WHAT NEEDS TO BE DONE: Report the lines of the material that carry the string "Check".

SOURCE DATA:
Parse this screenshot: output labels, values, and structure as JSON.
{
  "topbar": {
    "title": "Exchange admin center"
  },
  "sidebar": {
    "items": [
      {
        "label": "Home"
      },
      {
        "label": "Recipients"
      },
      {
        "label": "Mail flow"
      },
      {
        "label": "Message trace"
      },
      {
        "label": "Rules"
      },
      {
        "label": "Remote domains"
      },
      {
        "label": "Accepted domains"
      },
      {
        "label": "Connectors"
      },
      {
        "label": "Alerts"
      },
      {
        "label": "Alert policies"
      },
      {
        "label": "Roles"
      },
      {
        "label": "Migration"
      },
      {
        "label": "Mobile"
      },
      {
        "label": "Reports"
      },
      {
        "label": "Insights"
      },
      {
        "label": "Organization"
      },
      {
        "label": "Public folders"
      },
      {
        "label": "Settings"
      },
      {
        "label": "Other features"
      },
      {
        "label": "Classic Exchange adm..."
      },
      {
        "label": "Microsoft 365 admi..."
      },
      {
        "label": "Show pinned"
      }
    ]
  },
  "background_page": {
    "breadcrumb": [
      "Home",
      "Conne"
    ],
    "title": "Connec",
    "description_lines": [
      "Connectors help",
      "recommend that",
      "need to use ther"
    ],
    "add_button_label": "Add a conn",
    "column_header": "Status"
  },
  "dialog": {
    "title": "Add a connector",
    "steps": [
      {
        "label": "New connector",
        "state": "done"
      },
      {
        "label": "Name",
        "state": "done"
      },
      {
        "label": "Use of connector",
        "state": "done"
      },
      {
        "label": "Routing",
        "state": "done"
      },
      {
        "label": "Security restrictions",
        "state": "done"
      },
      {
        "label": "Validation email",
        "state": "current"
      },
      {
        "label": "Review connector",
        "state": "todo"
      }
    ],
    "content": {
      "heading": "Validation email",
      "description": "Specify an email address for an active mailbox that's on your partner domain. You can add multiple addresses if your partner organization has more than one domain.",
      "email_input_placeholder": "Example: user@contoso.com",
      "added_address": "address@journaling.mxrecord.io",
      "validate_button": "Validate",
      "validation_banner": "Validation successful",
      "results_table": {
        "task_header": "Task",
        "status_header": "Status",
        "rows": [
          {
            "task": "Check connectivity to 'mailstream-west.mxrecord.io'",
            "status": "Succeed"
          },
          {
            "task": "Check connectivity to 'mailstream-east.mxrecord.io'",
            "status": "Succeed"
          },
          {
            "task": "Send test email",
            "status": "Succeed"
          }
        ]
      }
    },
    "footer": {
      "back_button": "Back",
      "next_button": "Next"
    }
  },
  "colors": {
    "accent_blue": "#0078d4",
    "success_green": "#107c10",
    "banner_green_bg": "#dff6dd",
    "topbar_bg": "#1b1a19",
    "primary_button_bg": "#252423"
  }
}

EXERCISE SOLUTION:
            "task": "Check connectivity to 'mailstream-west.mxrecord.io'",
            "task": "Check connectivity to 'mailstream-east.mxrecord.io'",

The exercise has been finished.